Special Education Should Be Temporary, Not Permanent
In any school, all the students have different academic abilities. If you are a teacher, you cannot afford to discriminate against performance but rather give everyone an equal opportunity to learn, even the stragglers. That’s why a special education program is crucial to helping students who aren’t on the same level as their classmates.
An Individualized Education Plan is the primary vehicle used to help special needs kids. The setup stretches for one year and outlines attainable goals and progress indicators for that period. Additionally, the action plan is a sizeable document since it holds a considerable amount of information on the roadmap guiding the student back to regular classes.
What Is the System Followed During A Special Education Program
There are three levels followed during a special education program; they vary in their difficulty from Tier I to Tier III, which is the most complex. During Tier I, the instructor uses different information than what is in a regular classroom to help the student grasp various concepts. Tier II commences when the first stage seems ineffective.
In the second stage, there is a group of instructors teamed up to assist the student. This team is called the SST, which stands for a student support team. The student will have access to a pair of educators, a counselor, and an admin representative who liaises with the parents to streamline this process.
The third stage is often the most thorough type of academic intervention. The student has to contend with increased learning hours, more exposure to instructors through a reduced group size, and a targeted approach towards various skills. While this level will likely bring up positive results, there’s a further stage in case the student doesn’t respond to Tier III.
An Individualized Education Program (IEP) allows a student more privileges so that they can catch up with the rest of the class. These benefits often include added time during classwork and exams.
When to End the Special Education Program
Normally, the special education program should be limited to the time a student posts a positive response.
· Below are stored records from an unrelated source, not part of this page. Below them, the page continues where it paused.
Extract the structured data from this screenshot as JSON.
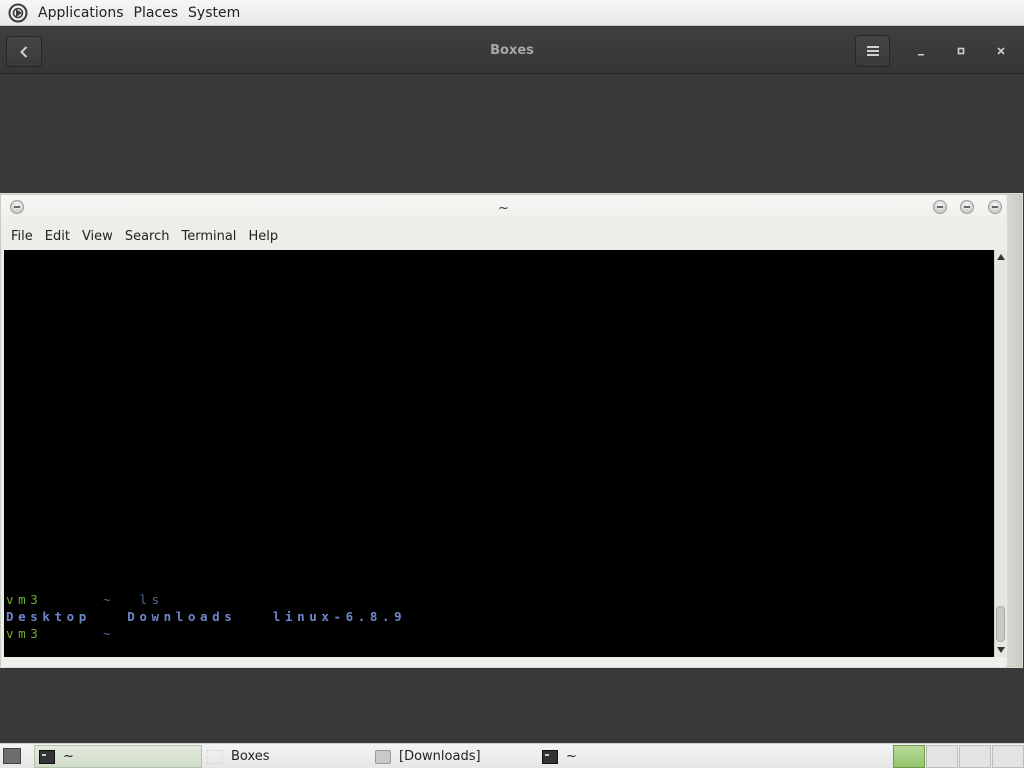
{
  "top_panel": {
    "menus": [
      "Applications",
      "Places",
      "System"
    ]
  },
  "boxes": {
    "title": "Boxes",
    "back_glyph": "‹",
    "menu_glyph": "≡",
    "min_glyph": "_",
    "max_glyph": "▪",
    "close_glyph": "✕"
  },
  "terminal": {
    "title": "~",
    "menu": [
      "File",
      "Edit",
      "View",
      "Search",
      "Terminal",
      "Help"
    ],
    "lines": {
      "l1_host": "vm3",
      "l1_path": "~",
      "l1_cmd": "ls",
      "l2_items": [
        "Desktop",
        "Downloads",
        "linux-6.8.9"
      ],
      "l3_host": "vm3",
      "l3_path": "~"
    }
  },
  "taskbar": {
    "tasks": [
      {
        "label": "~",
        "icon": "terminal-icon",
        "active": true
      },
      {
        "label": "Boxes",
        "icon": "boxes-icon",
        "active": false
      },
      {
        "label": "[Downloads]",
        "icon": "folder-icon",
        "active": false
      },
      {
        "label": "~",
        "icon": "terminal-icon",
        "active": false
      }
    ],
    "workspaces": 4,
    "active_workspace": 1
  },
  "colors": {
    "prompt_green": "#6fae2c",
    "dir_blue": "#6f86c9",
    "header_dark": "#3a3a3a"
  }
}
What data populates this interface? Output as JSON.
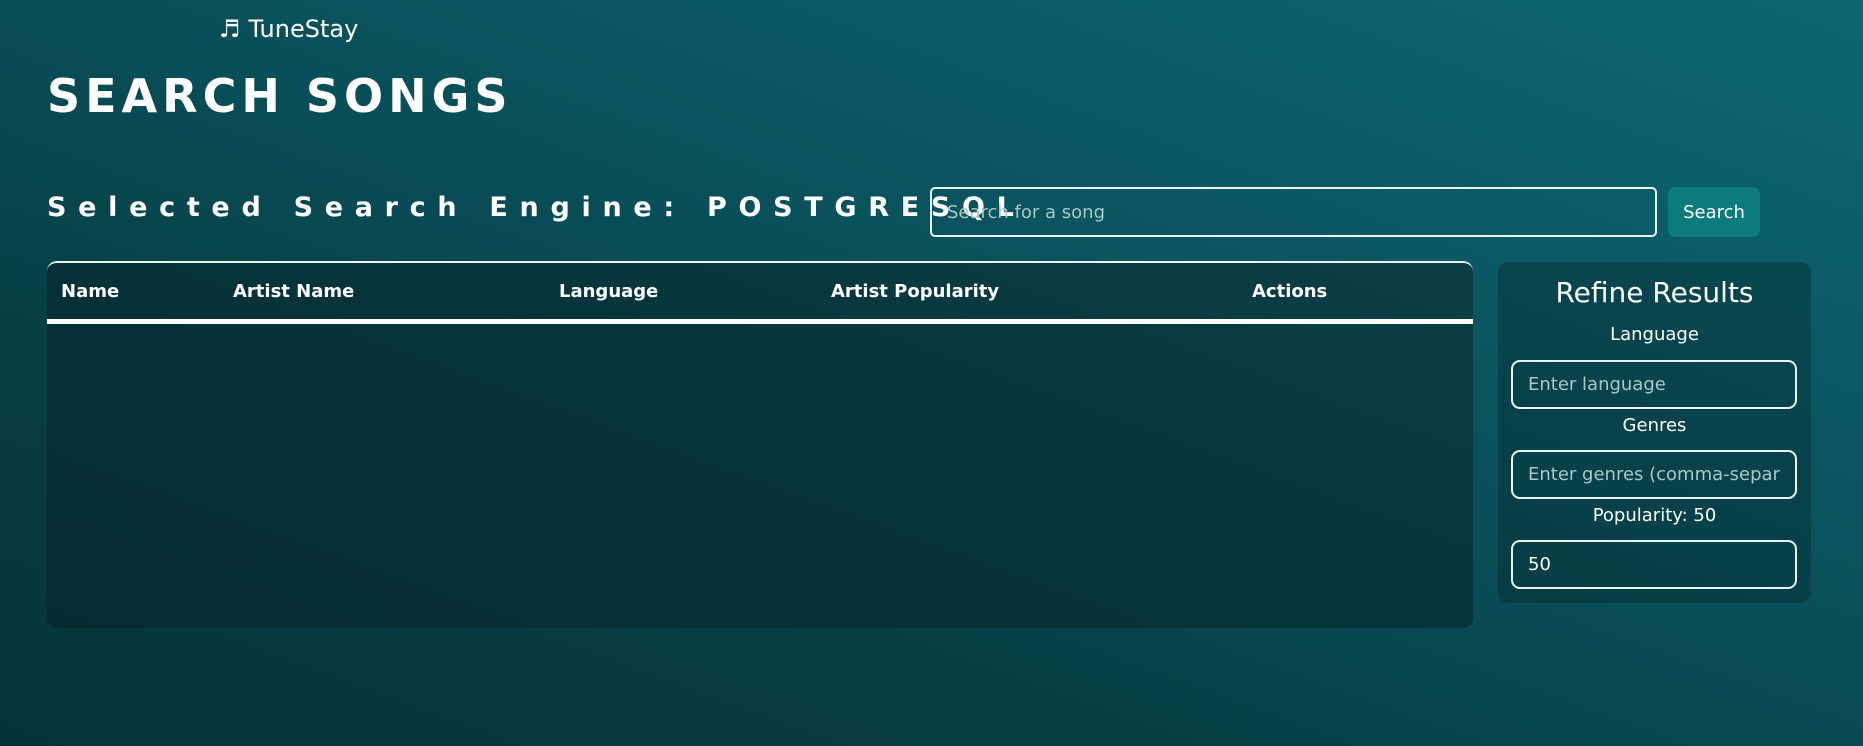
{
  "header": {
    "brand_icon": "music-note-icon",
    "brand_glyph": "♬",
    "brand_name": "TuneStay"
  },
  "page": {
    "title": "SEARCH SONGS",
    "engine_label": "Selected Search Engine: POSTGRESQL"
  },
  "search": {
    "placeholder": "Search for a song",
    "value": "",
    "button_label": "Search"
  },
  "table": {
    "columns": [
      "Name",
      "Artist Name",
      "Language",
      "Artist Popularity",
      "Actions"
    ],
    "rows": []
  },
  "refine": {
    "title": "Refine Results",
    "language_label": "Language",
    "language_placeholder": "Enter language",
    "genres_label": "Genres",
    "genres_placeholder": "Enter genres (comma-separated)",
    "popularity_label": "Popularity: 50",
    "popularity_value": "50"
  },
  "colors": {
    "background_top": "#0c6670",
    "background_bottom": "#04323a",
    "accent_button": "#0d7a7c",
    "text": "#ffffff"
  }
}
Exploiting further resources when it is evident that the student is at par with the rest would result in an unfair advantage.
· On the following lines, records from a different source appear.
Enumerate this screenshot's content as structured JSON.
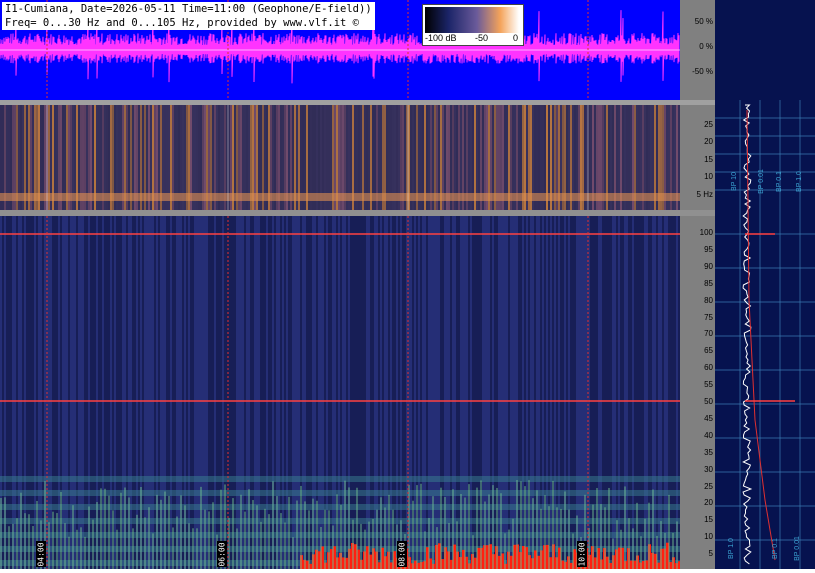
{
  "title": {
    "line1": "I1-Cumiana, Date=2026-05-11 Time=11:00 (Geophone/E-field))",
    "line2": "Freq= 0...30 Hz and 0...105 Hz, provided by www.vlf.it ©"
  },
  "colorbar": {
    "label_min": "-100 dB",
    "label_mid": "-50",
    "label_max": "0"
  },
  "wave_axis": [
    "50 %",
    "0 %",
    "-50 %"
  ],
  "low_axis": [
    "25",
    "20",
    "15",
    "10",
    "5 Hz"
  ],
  "high_axis": [
    "100",
    "95",
    "90",
    "85",
    "80",
    "75",
    "70",
    "65",
    "60",
    "55",
    "50",
    "45",
    "40",
    "35",
    "30",
    "25",
    "20",
    "15",
    "10",
    "5"
  ],
  "time_labels": [
    "04:00",
    "06:00",
    "08:00",
    "10:00"
  ],
  "bp_labels_low": [
    "BP 0.01",
    "BP 0.1",
    "BP 1.0",
    "BP 10",
    "BP 20."
  ],
  "bp_labels_high": [
    "BP 0.01",
    "BP 0.1",
    "BP 1.0",
    "BP 10.",
    "BP 20."
  ],
  "colors": {
    "wave_bg": "#0000ff",
    "wave_trace": "#ff33ff",
    "grid_red": "#e03030",
    "hum_line": "#ff4040",
    "panel_bg": "#06124f"
  }
}
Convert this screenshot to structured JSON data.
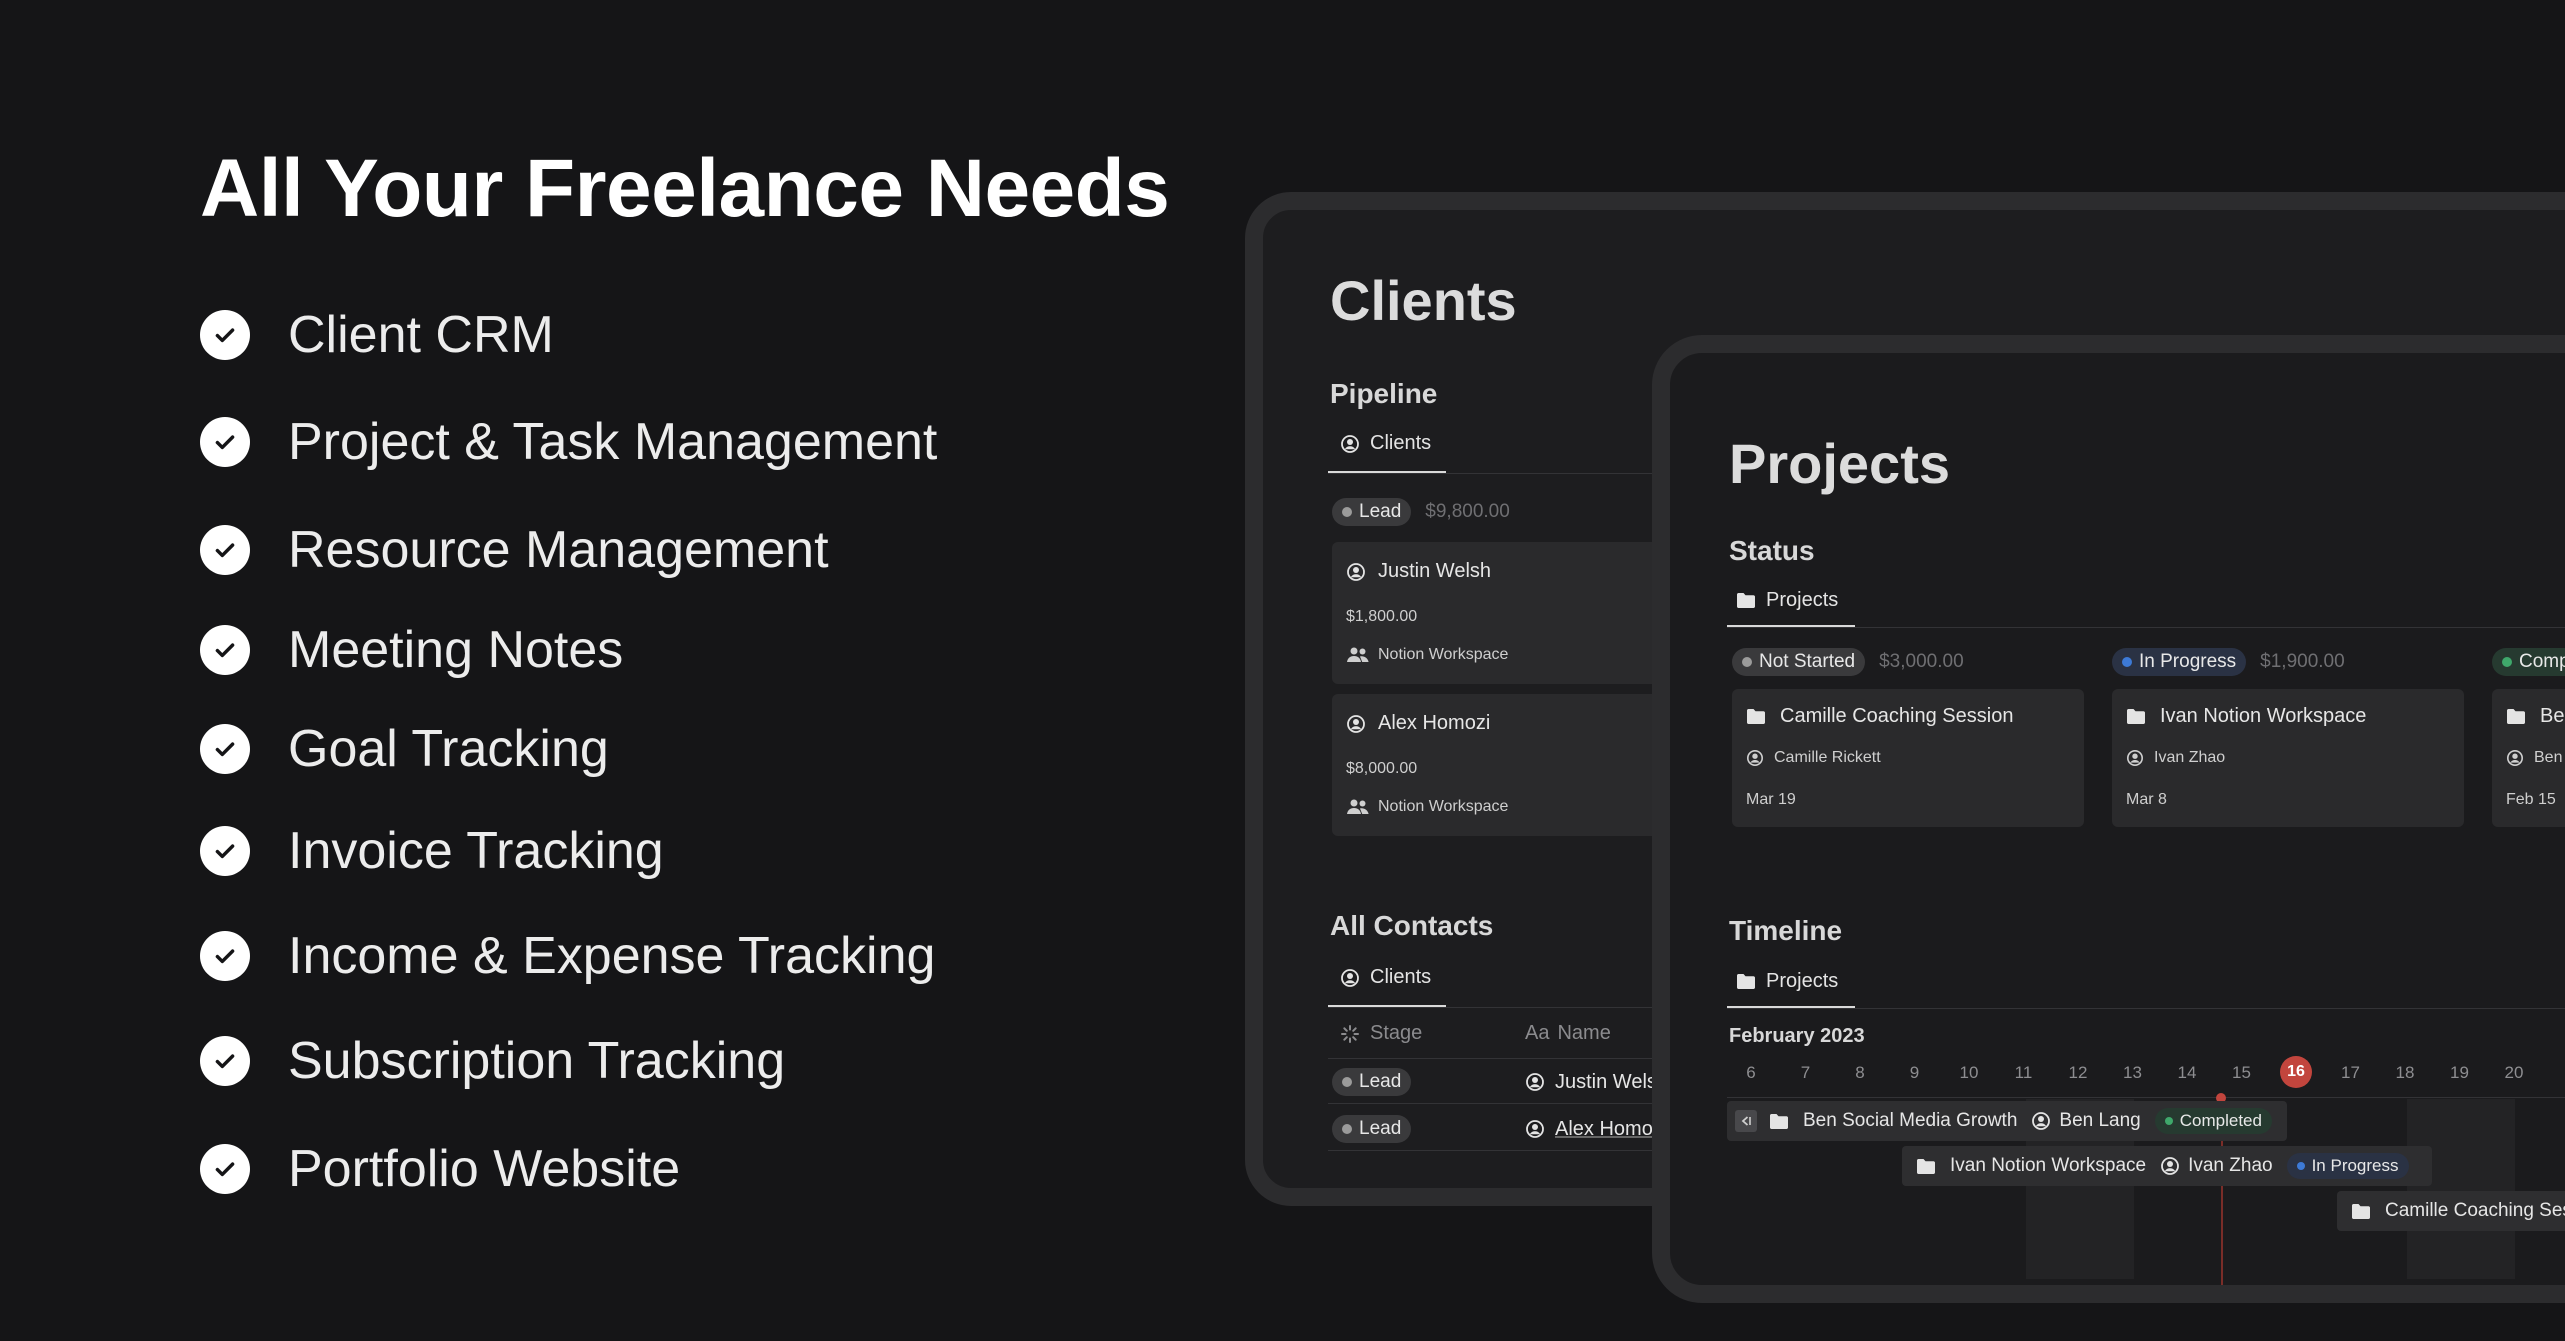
{
  "headline": "All Your Freelance Needs",
  "features": [
    "Client CRM",
    "Project & Task Management",
    "Resource Management",
    "Meeting Notes",
    "Goal Tracking",
    "Invoice Tracking",
    "Income & Expense Tracking",
    "Subscription Tracking",
    "Portfolio Website"
  ],
  "clients": {
    "title": "Clients",
    "pipeline": {
      "heading": "Pipeline",
      "tab": "Clients",
      "group": {
        "stage": "Lead",
        "total": "$9,800.00"
      },
      "cards": [
        {
          "name": "Justin Welsh",
          "amount": "$1,800.00",
          "project": "Notion Workspace"
        },
        {
          "name": "Alex Homozi",
          "amount": "$8,000.00",
          "project": "Notion Workspace"
        }
      ]
    },
    "contacts": {
      "heading": "All Contacts",
      "tab": "Clients",
      "columns": {
        "stage": "Stage",
        "name_prefix": "Aa",
        "name": "Name"
      },
      "rows": [
        {
          "stage": "Lead",
          "name": "Justin Welsh"
        },
        {
          "stage": "Lead",
          "name": "Alex Homozi"
        }
      ]
    }
  },
  "projects": {
    "title": "Projects",
    "status": {
      "heading": "Status",
      "tab": "Projects",
      "groups": [
        {
          "label": "Not Started",
          "total": "$3,000.00",
          "card": {
            "title": "Camille Coaching Session",
            "person": "Camille Rickett",
            "date": "Mar 19"
          }
        },
        {
          "label": "In Progress",
          "total": "$1,900.00",
          "card": {
            "title": "Ivan Notion Workspace",
            "person": "Ivan Zhao",
            "date": "Mar 8"
          }
        },
        {
          "label": "Completed",
          "total": "",
          "card": {
            "title": "Ben Social Media Growth",
            "person": "Ben Lang",
            "date": "Feb 15"
          }
        }
      ]
    },
    "timeline": {
      "heading": "Timeline",
      "tab": "Projects",
      "month": "February 2023",
      "days": [
        "6",
        "7",
        "8",
        "9",
        "10",
        "11",
        "12",
        "13",
        "14",
        "15",
        "16",
        "17",
        "18",
        "19",
        "20"
      ],
      "today": "16",
      "items": [
        {
          "title": "Ben Social Media Growth",
          "person": "Ben Lang",
          "status": "Completed"
        },
        {
          "title": "Ivan Notion Workspace",
          "person": "Ivan Zhao",
          "status": "In Progress"
        },
        {
          "title": "Camille Coaching Session",
          "person": "",
          "status": ""
        }
      ]
    }
  },
  "colors": {
    "background": "#151517",
    "lead_dot": "#9b9b9b",
    "not_started_dot": "#9b9b9b",
    "in_progress_dot": "#3d7ad6",
    "completed_dot": "#3fa86b",
    "today_marker": "#c2453d"
  },
  "icons": [
    "check-circle-icon",
    "user-circle-icon",
    "people-icon",
    "folder-icon",
    "loader-icon",
    "collapse-icon"
  ]
}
Normally, the decision to end the special needs program rests with the IEP team. While most parents fear that their child will start to lag following the withdrawal of resources, it is rarely the case. On the flip side, once the student posts an improvement, it shows that the intervention was successful.
Besides the parents, some administrators will oppose ending the program. However, these are often corrupt individuals who are only interested in the extra resources devoted to the school.
The special education program serves an important purpose for the community. This intervention gives each student an equal opportunity to progress to the next level. However, some strategies will drag for extended periods even if the student no longer needs assistance for one reason or the other. In any case, teachers have to recognize when to end the program so that the student can get on with their normal curriculum.